DIRECTIONS FOR THIS TASK: In the records below, find each line holding the word "一位在港的大陆学生" and copy it.

DATA PROVIDED:
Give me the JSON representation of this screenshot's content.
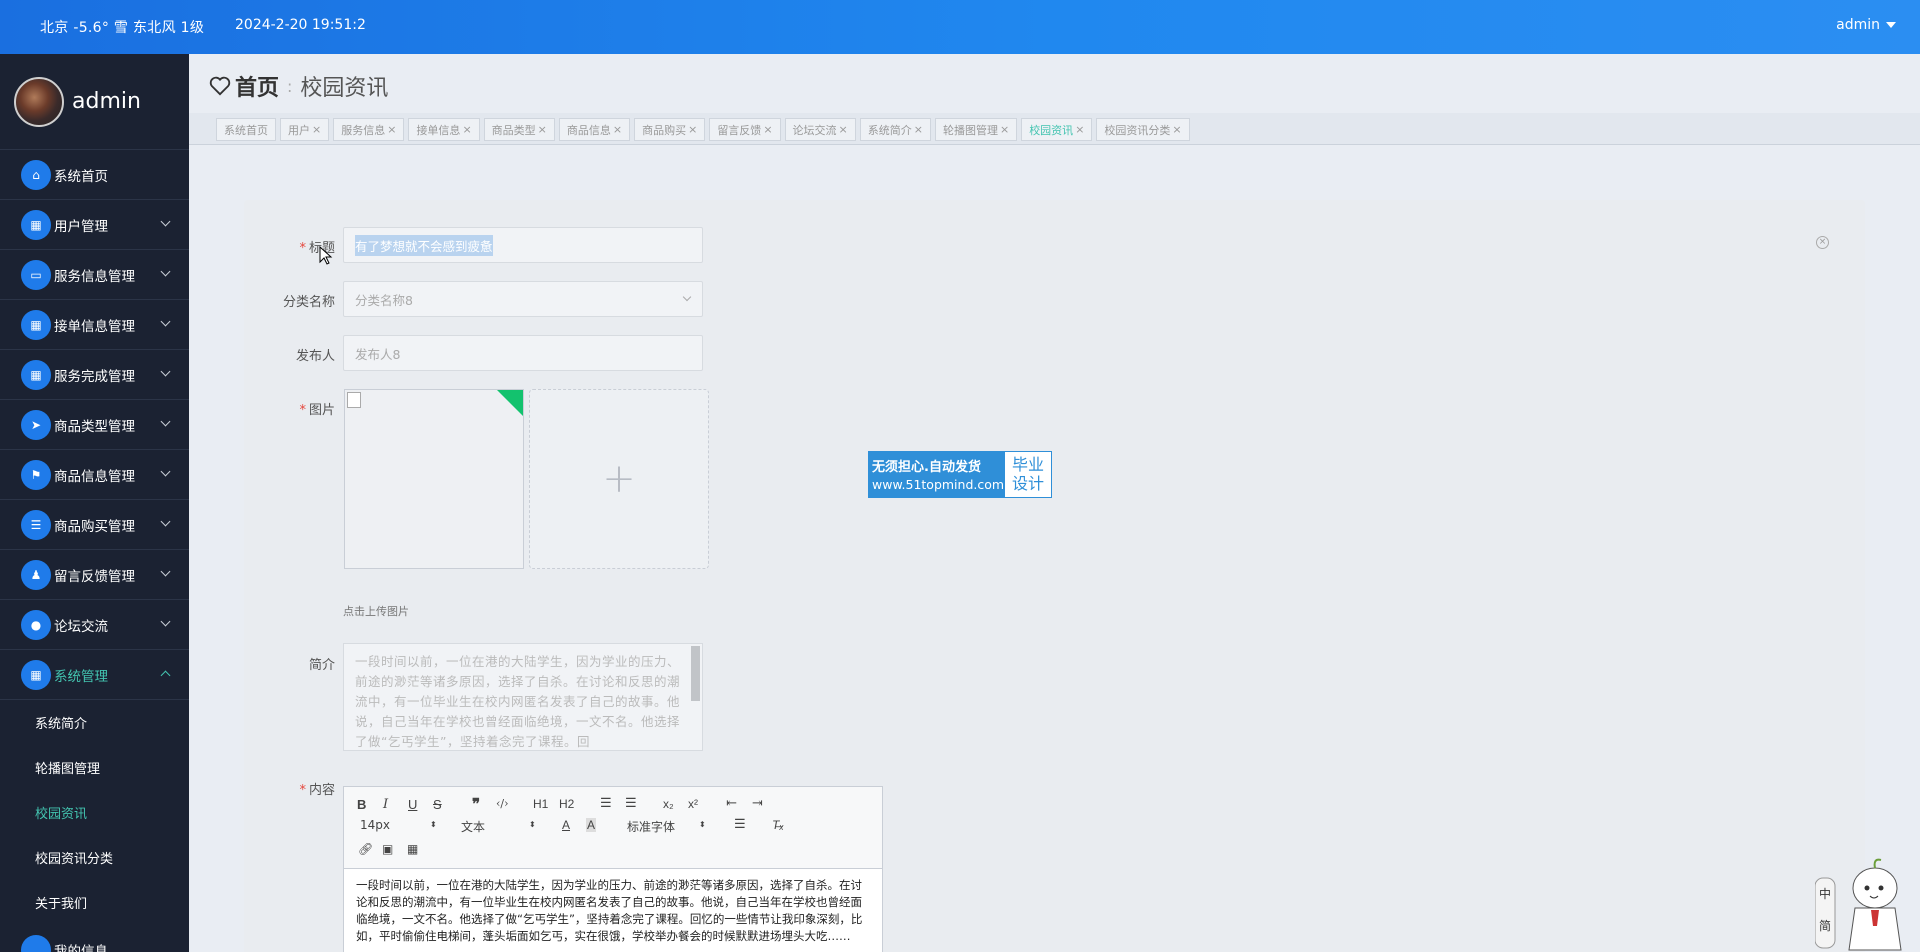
{
  "topbar": {
    "weather": "北京  -5.6°  雪  东北风  1级",
    "datetime": "2024-2-20 19:51:2",
    "user": "admin"
  },
  "sidebar": {
    "username": "admin",
    "items": [
      {
        "label": "系统首页",
        "icon": "home-icon",
        "expandable": false
      },
      {
        "label": "用户管理",
        "icon": "grid-icon",
        "expandable": true
      },
      {
        "label": "服务信息管理",
        "icon": "monitor-icon",
        "expandable": true
      },
      {
        "label": "接单信息管理",
        "icon": "grid-icon",
        "expandable": true
      },
      {
        "label": "服务完成管理",
        "icon": "grid-icon",
        "expandable": true
      },
      {
        "label": "商品类型管理",
        "icon": "send-icon",
        "expandable": true
      },
      {
        "label": "商品信息管理",
        "icon": "flag-icon",
        "expandable": true
      },
      {
        "label": "商品购买管理",
        "icon": "list-icon",
        "expandable": true
      },
      {
        "label": "留言反馈管理",
        "icon": "user-icon",
        "expandable": true
      },
      {
        "label": "论坛交流",
        "icon": "location-icon",
        "expandable": true
      },
      {
        "label": "系统管理",
        "icon": "grid-icon",
        "expandable": true,
        "active": true
      }
    ],
    "submenu": [
      {
        "label": "系统简介"
      },
      {
        "label": "轮播图管理"
      },
      {
        "label": "校园资讯",
        "active": true
      },
      {
        "label": "校园资讯分类"
      },
      {
        "label": "关于我们"
      }
    ],
    "partial_next": "我的信息"
  },
  "breadcrumb": {
    "home": "首页",
    "current": "校园资讯"
  },
  "tabs": [
    {
      "label": "系统首页",
      "closable": false
    },
    {
      "label": "用户",
      "closable": true
    },
    {
      "label": "服务信息",
      "closable": true
    },
    {
      "label": "接单信息",
      "closable": true
    },
    {
      "label": "商品类型",
      "closable": true
    },
    {
      "label": "商品信息",
      "closable": true
    },
    {
      "label": "商品购买",
      "closable": true
    },
    {
      "label": "留言反馈",
      "closable": true
    },
    {
      "label": "论坛交流",
      "closable": true
    },
    {
      "label": "系统简介",
      "closable": true
    },
    {
      "label": "轮播图管理",
      "closable": true
    },
    {
      "label": "校园资讯",
      "closable": true,
      "active": true
    },
    {
      "label": "校园资讯分类",
      "closable": true
    }
  ],
  "close_symbol": "×",
  "form": {
    "title_label": "标题",
    "title_value": "有了梦想就不会感到疲惫",
    "category_label": "分类名称",
    "category_value": "分类名称8",
    "publisher_label": "发布人",
    "publisher_value": "发布人8",
    "image_label": "图片",
    "upload_hint": "点击上传图片",
    "upload_plus": "+",
    "summary_label": "简介",
    "summary_value": "一段时间以前，一位在港的大陆学生，因为学业的压力、前途的渺茫等诸多原因，选择了自杀。在讨论和反思的潮流中，有一位毕业生在校内网匿名发表了自己的故事。他说，自己当年在学校也曾经面临绝境，一文不名。他选择了做“乞丐学生”，坚持着念完了课程。回",
    "content_label": "内容",
    "required_mark": "*"
  },
  "editor": {
    "font_size": "14px",
    "header_select": "文本",
    "font_family": "标准字体",
    "buttons": [
      "B",
      "I",
      "U",
      "S",
      "99",
      "<>",
      "H1",
      "H2",
      "ol",
      "ul",
      "x2",
      "x²",
      "outdent",
      "indent"
    ],
    "content": "一段时间以前，一位在港的大陆学生，因为学业的压力、前途的渺茫等诸多原因，选择了自杀。在讨论和反思的潮流中，有一位毕业生在校内网匿名发表了自己的故事。他说，自己当年在学校也曾经面临绝境，一文不名。他选择了做“乞丐学生”，坚持着念完了课程。回忆的一些情节让我印象深刻，比如，平时偷偷住电梯间，蓬头垢面如乞丐，实在很饿，学校举办餐会的时候默默进场埋头大吃……"
  },
  "watermark": {
    "line1": "无须担心.自动发货",
    "line2": "www.51topmind.com",
    "side": "毕业设计"
  },
  "colors": {
    "topbar": "#1f80ec",
    "sidebar": "#1b2232",
    "accent": "#43c4b0",
    "icon_bg": "#1f7bea",
    "required": "#e5453b"
  }
}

EXPECTED OUTPUT:
    "summary_value": "一段时间以前，一位在港的大陆学生，因为学业的压力、前途的渺茫等诸多原因，选择了自杀。在讨论和反思的潮流中，有一位毕业生在校内网匿名发表了自己的故事。他说，自己当年在学校也曾经面临绝境，一文不名。他选择了做“乞丐学生”，坚持着念完了课程。回",
    "content": "一段时间以前，一位在港的大陆学生，因为学业的压力、前途的渺茫等诸多原因，选择了自杀。在讨论和反思的潮流中，有一位毕业生在校内网匿名发表了自己的故事。他说，自己当年在学校也曾经面临绝境，一文不名。他选择了做“乞丐学生”，坚持着念完了课程。回忆的一些情节让我印象深刻，比如，平时偷偷住电梯间，蓬头垢面如乞丐，实在很饿，学校举办餐会的时候默默进场埋头大吃……"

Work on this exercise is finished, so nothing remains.